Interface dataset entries
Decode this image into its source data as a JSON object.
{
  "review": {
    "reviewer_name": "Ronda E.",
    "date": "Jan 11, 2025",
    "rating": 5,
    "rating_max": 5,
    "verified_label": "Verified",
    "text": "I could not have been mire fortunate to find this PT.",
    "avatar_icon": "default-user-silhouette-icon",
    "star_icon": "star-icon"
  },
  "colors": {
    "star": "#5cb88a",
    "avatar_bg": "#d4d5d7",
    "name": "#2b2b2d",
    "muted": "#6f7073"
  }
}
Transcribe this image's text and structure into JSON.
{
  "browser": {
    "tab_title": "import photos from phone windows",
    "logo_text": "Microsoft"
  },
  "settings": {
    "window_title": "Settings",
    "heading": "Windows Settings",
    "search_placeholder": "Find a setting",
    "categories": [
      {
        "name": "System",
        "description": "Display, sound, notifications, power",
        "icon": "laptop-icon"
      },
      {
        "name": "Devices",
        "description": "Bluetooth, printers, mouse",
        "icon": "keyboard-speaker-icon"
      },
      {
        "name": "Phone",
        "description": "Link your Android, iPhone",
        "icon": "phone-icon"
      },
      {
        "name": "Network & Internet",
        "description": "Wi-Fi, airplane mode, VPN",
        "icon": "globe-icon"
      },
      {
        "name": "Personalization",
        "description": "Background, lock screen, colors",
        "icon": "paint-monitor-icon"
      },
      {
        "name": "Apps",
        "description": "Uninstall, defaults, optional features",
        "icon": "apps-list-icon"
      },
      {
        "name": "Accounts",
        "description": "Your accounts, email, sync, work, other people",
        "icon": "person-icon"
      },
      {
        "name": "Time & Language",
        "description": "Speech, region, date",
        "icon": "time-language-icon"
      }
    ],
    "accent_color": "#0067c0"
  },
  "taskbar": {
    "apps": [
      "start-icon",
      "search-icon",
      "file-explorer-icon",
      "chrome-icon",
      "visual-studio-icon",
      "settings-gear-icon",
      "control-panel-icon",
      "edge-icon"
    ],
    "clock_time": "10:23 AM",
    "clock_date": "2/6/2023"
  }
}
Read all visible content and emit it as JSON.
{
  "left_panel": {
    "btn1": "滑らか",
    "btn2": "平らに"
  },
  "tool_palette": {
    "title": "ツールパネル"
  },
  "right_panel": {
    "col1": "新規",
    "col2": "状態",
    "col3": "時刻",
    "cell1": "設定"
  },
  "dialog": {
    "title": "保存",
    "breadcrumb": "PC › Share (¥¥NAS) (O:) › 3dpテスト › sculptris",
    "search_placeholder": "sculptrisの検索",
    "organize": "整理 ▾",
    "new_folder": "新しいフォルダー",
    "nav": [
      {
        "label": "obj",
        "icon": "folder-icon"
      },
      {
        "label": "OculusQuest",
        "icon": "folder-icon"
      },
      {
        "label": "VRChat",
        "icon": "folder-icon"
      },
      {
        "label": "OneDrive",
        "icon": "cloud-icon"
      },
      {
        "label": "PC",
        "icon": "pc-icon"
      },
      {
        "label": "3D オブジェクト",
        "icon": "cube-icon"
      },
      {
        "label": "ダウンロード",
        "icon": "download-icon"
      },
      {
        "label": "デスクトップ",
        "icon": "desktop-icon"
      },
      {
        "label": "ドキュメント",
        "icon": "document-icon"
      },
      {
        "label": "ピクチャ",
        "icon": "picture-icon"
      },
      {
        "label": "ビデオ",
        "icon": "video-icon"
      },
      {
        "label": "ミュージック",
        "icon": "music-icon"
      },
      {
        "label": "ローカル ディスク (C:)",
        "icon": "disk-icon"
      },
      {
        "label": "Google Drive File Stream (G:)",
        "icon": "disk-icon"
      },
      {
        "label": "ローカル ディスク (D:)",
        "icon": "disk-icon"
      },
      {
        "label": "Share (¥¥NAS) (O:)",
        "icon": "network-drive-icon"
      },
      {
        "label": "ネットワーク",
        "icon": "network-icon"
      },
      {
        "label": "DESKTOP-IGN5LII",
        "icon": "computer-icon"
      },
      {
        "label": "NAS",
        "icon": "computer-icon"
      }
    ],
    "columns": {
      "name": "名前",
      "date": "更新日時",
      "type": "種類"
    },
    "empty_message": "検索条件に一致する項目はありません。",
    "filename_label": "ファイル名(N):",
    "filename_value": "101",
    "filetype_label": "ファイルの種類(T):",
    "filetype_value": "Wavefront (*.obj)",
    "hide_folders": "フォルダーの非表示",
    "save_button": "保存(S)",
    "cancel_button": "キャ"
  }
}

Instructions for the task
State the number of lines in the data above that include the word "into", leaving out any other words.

Response area
2